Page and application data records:
=-=-=
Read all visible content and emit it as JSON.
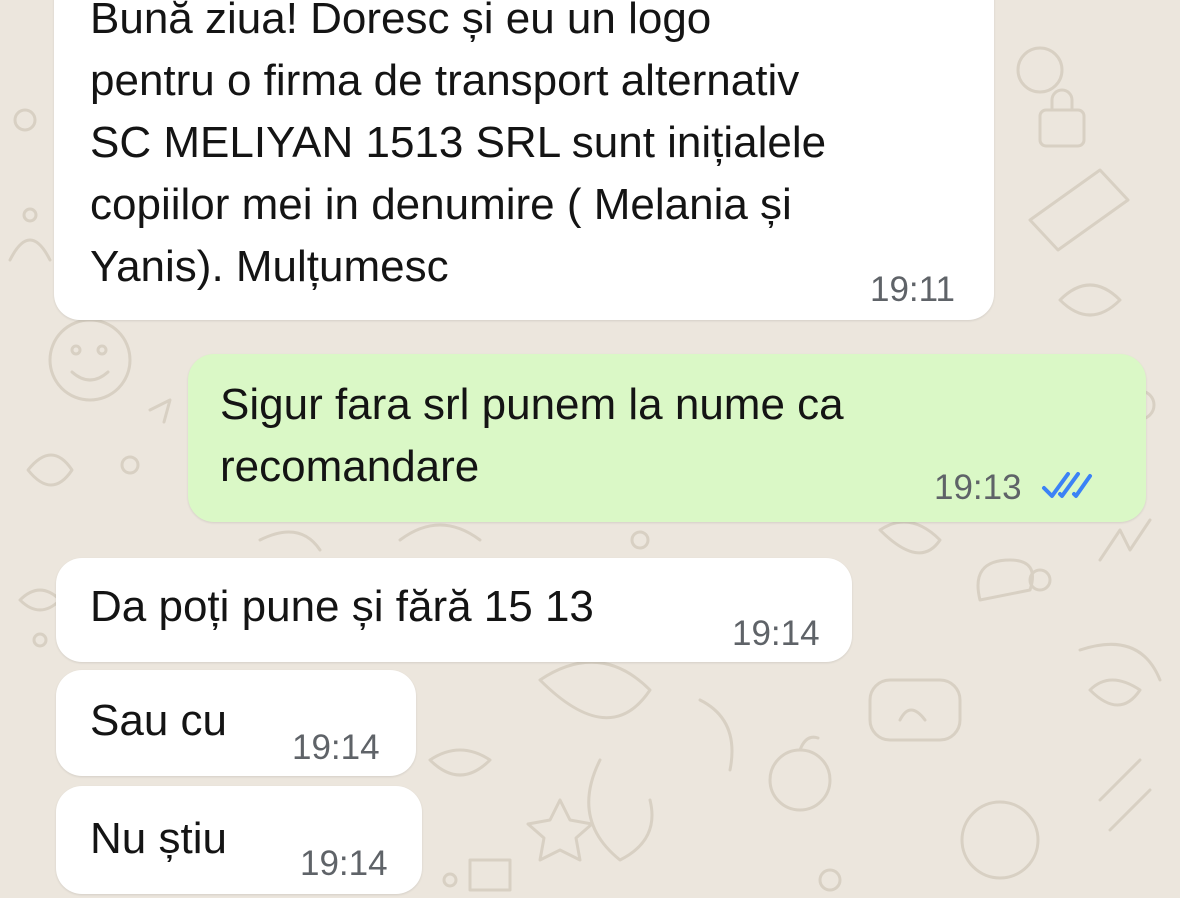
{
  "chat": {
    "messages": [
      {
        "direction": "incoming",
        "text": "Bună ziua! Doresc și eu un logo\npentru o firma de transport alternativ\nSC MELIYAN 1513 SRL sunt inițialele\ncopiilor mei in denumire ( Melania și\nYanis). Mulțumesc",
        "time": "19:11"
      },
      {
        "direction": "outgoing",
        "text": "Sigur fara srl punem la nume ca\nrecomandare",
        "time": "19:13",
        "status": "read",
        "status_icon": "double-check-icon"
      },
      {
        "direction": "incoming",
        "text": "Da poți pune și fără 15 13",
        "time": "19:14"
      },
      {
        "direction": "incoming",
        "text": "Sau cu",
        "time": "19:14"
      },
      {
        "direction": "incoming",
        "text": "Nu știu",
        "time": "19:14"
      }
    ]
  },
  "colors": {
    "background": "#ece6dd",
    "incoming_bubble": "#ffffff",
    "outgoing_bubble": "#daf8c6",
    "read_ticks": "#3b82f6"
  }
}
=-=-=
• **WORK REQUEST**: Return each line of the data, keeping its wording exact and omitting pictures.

• **TASK SOLUTION**:
Read all visible content and emit it as JSON.
{
  "chat": {
    "messages": [
      {
        "direction": "incoming",
        "text": "Bună ziua! Doresc și eu un logo\npentru o firma de transport alternativ\nSC MELIYAN 1513 SRL sunt inițialele\ncopiilor mei in denumire ( Melania și\nYanis). Mulțumesc",
        "time": "19:11"
      },
      {
        "direction": "outgoing",
        "text": "Sigur fara srl punem la nume ca\nrecomandare",
        "time": "19:13",
        "status": "read",
        "status_icon": "double-check-icon"
      },
      {
        "direction": "incoming",
        "text": "Da poți pune și fără 15 13",
        "time": "19:14"
      },
      {
        "direction": "incoming",
        "text": "Sau cu",
        "time": "19:14"
      },
      {
        "direction": "incoming",
        "text": "Nu știu",
        "time": "19:14"
      }
    ]
  },
  "colors": {
    "background": "#ece6dd",
    "incoming_bubble": "#ffffff",
    "outgoing_bubble": "#daf8c6",
    "read_ticks": "#3b82f6"
  }
}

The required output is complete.